But as I learned recently, these men did not create the Declaration and the Constitution out of the brilliance of their own minds. In fact, their brilliance hinged on one fact: they were imitators.

As Professor Carl Richard explains in his book The Founders and the Classics, the Founders were educated on a steady diet of history and classic literature, which they ingested, memorized, and ruminated upon before forming many of the ideas put forth in the founding of our nation.

Today we would scoff at such a practice. But as Rhodes College Professor Scott Newstok recently argued, the absence of this practice in today’s education system is the reason why so many young people struggle to be critical, creative thinkers who can clearly communicate.

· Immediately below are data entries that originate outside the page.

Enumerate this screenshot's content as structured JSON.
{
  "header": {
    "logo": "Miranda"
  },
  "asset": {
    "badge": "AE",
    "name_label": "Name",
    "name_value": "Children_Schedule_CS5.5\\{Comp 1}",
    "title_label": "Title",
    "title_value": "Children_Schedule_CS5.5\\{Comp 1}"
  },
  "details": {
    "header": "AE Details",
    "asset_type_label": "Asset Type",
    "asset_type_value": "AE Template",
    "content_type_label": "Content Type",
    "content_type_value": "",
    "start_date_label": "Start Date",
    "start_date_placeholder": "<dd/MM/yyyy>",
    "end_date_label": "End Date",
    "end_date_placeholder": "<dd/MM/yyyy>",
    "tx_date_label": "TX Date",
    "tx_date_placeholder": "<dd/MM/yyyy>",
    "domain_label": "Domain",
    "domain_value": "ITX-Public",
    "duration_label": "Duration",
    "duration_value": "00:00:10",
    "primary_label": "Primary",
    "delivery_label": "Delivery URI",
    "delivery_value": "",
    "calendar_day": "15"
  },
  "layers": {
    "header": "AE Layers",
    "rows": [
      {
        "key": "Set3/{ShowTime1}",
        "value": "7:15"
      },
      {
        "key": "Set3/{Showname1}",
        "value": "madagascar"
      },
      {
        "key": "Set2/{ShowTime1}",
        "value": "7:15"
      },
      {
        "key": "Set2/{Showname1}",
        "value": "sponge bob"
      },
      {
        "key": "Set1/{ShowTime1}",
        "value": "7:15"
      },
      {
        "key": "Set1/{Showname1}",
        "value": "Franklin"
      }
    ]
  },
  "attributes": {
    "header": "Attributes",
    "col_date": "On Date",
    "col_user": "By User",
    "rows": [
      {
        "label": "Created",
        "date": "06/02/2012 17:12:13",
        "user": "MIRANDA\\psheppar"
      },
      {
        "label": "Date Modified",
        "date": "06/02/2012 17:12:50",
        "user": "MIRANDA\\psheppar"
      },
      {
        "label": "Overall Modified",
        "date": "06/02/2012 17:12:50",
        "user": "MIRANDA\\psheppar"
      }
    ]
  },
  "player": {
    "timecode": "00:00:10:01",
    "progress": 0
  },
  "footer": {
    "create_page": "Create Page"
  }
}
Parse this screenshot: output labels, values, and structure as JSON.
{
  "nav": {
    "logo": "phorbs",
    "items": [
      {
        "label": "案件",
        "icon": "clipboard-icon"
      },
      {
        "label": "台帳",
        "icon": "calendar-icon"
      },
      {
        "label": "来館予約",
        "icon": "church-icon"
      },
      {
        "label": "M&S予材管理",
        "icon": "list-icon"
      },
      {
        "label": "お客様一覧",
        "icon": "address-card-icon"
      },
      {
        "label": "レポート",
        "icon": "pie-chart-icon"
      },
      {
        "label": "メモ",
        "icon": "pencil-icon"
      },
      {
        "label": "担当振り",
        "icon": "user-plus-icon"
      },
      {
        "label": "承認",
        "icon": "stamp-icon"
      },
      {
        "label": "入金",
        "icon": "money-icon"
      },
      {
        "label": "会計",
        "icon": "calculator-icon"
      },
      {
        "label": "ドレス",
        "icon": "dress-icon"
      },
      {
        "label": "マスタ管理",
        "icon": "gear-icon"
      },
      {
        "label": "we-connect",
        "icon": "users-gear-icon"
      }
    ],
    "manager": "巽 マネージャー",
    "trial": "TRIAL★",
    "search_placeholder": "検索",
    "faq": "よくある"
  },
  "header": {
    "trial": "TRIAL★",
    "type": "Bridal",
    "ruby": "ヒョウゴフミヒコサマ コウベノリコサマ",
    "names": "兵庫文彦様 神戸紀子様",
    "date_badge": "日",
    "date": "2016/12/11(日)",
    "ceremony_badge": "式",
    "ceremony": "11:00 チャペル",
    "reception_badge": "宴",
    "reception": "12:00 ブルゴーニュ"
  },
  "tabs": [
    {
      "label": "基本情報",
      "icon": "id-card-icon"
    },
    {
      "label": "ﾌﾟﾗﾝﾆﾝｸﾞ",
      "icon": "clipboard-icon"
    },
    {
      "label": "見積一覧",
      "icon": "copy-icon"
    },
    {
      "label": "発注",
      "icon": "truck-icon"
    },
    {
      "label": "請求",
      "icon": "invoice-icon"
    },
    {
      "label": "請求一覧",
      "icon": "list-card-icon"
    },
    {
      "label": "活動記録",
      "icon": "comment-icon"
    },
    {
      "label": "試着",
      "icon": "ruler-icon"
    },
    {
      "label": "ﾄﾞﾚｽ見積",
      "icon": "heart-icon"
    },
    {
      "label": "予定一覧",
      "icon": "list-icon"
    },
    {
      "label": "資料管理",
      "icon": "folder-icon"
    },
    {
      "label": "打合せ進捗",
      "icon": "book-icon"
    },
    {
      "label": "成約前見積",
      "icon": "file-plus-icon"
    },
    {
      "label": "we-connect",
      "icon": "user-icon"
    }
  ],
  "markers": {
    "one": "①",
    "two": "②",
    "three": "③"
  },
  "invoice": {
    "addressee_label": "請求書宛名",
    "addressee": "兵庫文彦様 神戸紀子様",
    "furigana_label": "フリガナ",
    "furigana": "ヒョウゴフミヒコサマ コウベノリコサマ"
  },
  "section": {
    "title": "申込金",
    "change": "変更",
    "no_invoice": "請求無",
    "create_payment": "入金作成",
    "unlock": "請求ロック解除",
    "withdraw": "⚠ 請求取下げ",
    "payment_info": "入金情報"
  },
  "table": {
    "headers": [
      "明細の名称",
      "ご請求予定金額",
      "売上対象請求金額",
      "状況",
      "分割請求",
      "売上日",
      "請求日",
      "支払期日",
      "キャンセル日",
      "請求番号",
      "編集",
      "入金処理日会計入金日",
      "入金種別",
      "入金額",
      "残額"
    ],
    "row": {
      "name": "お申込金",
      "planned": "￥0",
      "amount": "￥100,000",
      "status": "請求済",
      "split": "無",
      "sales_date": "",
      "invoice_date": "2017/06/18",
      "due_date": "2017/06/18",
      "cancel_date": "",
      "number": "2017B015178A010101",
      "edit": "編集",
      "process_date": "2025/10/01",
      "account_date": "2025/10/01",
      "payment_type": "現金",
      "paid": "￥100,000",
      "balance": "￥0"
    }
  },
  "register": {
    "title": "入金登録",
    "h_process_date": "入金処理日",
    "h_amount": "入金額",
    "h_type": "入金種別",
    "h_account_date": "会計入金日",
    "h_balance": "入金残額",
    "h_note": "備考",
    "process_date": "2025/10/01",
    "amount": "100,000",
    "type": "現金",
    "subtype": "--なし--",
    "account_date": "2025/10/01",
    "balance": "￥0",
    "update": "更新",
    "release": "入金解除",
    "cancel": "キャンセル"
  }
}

According to Newstok, this problem arises when today’s students are expected to produce creative thought and ideas out of nothing:

“But nothing can come of nothing. And when rhetoricians spoke of inventio, they meant the first step in constructing an argument: an inventory of your mind’s treasury of knowledge — your database of reading, which you can accumulate only through slow, deliberate study.”

Professor Newstok continues by telling students:

“[W]ithout an inventory of knowledge, it’s frustratingly difficult for you to accumulate, much less create, more knowledge. As the Italian novelist Elena Ferrante said, ‘There is no work … that is not the fruit of tradition.”

Throwing out history, memorization, and difficult texts may have made school more “fun” on the surface of things, but has it also frustrated, confused, and crippled students by not giving them the tools upon which they can build their thoughts? Do we, as Professor Newstok implies, need to consider bringing “tradition” back to the education system?